I added the beef and a few of the larger vegetables, some of which I recognised. Then I added some more stuff, and more, and soon I was cooking up a storm, with both the yin and yang of broth and oil bubbling away, fired up by a small gas burner underneath the octagonal bowl.
I had time to think as I waited for the food to cook. I thought about the pandas and the pollution. In the country’s rise to greatness, and let there be no mistake, China is great, there has perhaps been a miscalculation about the price of the rapid rise to greatness. Many of China’s cities have air pollution so dense that health warnings are issued at regular intervals encouraging the populous not to breathe too much air, and perhaps they shouldn’t go out today either. Indeed I had read a newspaper article admitting 70 out of the top 74 cities were now “extremely polluted.” Considering the heavily-censored Chinese newspapers were usually the last source of up-to-date information in the country, and those in charge only made such information public when it could no longer be avoided in any way, this was a very grim admission.

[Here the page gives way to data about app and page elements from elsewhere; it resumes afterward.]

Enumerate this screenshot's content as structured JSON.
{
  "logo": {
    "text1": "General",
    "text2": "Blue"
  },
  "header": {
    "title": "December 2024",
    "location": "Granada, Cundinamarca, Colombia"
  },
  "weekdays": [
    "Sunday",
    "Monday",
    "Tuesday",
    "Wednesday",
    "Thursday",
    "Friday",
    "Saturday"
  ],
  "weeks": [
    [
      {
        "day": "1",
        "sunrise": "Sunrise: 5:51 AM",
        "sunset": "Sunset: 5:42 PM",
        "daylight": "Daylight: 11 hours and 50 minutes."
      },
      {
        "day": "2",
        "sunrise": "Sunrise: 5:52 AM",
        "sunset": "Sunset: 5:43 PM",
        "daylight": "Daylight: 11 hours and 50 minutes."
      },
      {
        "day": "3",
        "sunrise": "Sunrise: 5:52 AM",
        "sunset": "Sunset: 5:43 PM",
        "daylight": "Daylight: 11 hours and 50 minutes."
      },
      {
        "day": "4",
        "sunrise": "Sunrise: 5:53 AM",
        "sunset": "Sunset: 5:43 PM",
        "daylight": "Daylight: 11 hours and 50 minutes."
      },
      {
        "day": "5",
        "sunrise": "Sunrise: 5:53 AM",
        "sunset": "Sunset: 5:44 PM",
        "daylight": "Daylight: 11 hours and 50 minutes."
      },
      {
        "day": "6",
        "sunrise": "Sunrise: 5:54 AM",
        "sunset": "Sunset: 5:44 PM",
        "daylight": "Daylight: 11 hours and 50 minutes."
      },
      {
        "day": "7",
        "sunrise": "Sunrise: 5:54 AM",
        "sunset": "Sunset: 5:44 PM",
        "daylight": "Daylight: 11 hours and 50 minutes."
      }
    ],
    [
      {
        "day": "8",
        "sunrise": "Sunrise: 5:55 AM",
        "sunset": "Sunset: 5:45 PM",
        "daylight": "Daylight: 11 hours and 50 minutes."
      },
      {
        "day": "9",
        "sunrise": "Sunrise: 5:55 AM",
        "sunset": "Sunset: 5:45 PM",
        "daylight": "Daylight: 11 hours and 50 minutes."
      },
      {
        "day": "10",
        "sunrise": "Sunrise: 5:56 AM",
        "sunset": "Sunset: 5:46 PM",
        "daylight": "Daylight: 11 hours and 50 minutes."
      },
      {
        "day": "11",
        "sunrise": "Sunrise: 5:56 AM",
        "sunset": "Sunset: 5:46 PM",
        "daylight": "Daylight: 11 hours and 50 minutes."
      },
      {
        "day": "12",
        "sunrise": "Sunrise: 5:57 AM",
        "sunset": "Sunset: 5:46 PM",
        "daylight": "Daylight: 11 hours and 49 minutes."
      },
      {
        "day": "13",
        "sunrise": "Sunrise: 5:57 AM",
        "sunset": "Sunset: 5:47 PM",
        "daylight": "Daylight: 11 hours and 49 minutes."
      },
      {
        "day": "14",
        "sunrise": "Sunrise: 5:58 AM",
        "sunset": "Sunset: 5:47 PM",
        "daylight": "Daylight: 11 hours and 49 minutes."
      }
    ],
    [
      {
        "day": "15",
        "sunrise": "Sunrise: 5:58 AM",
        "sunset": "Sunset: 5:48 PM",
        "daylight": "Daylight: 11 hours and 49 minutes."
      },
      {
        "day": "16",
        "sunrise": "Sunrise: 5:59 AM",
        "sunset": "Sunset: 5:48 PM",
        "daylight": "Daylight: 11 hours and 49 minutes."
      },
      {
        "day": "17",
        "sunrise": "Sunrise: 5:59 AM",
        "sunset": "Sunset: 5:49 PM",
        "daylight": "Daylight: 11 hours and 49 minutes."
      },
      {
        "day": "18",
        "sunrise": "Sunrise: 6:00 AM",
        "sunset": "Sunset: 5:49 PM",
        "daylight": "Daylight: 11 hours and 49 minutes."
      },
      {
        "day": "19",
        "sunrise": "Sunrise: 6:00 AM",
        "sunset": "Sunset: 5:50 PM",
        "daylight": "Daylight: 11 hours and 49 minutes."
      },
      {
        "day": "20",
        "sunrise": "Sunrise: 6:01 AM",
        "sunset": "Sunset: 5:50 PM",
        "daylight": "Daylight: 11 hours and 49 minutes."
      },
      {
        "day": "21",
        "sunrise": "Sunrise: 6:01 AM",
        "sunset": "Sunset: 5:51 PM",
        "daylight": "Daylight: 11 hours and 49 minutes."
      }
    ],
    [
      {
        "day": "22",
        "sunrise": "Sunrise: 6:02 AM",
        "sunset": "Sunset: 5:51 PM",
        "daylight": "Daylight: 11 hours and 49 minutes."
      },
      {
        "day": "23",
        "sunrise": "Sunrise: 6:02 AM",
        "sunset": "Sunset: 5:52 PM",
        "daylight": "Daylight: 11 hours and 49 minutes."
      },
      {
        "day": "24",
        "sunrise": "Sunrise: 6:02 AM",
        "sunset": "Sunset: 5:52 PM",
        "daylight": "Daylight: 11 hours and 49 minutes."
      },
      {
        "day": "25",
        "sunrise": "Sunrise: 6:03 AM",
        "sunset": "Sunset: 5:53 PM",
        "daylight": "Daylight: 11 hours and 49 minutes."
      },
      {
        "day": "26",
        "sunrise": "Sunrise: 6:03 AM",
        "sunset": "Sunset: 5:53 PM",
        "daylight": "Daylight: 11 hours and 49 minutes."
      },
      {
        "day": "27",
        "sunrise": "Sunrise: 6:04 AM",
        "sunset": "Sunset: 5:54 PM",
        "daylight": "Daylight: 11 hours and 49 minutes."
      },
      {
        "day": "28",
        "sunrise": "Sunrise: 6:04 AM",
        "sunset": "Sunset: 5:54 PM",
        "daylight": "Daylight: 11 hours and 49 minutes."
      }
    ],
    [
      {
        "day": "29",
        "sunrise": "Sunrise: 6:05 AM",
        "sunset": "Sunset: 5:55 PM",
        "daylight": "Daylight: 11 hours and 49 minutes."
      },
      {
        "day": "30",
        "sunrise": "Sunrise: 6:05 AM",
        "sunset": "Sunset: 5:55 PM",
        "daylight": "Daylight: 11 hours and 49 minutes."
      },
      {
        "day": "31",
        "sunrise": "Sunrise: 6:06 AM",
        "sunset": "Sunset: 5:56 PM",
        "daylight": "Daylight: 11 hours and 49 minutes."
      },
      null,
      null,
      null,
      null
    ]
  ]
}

Air pollution had become so drastic recently, it had now become a matter of national security, as CCTV cameras had to be supplemented with radar because no one could see anything through the dense fug anymore. The decision makers who ratified the rapid construction of more coal power plants per year than exist in Western Europe in total, had been blind to the consequences of their actions. Now they were becoming physically blind as well.
If the air wasn’t bad enough, then a look into the country’s waterways would be a further shock to the system and it would be suicide to even think about drinking any of the water. A few weeks ago I had seen a fisherman pulling a dozen small fish out of a disgustingly polluted river. The fisherman was standing about a hundred metres downstream from a gigantic factory and it was very obvious were all the polluted gunk in the water was coming from.
It occurred to me the hotpot I was currently looking at was a perfect symbol of China’s losing battle with pollution. On one side, there bubbled a red inferno of chillies which made my eyes water, my throat burn and my nose twitch, and on the other floated a mass of debris in a brown soupy liquid in the middle of which floated a dead fish. One half represented the polluted air in China, and the other the dying rivers. A yin and yang of environmental destruction.
Then I made a mental note to stop thinking complete drivel. I set about my hotpot and it was good. The fact is, China is a great place and as I ate my dinner and thought of pandas, I hoped the pollution, and not the pandas, would one day be a thing of the past. What a place China would be if it were so.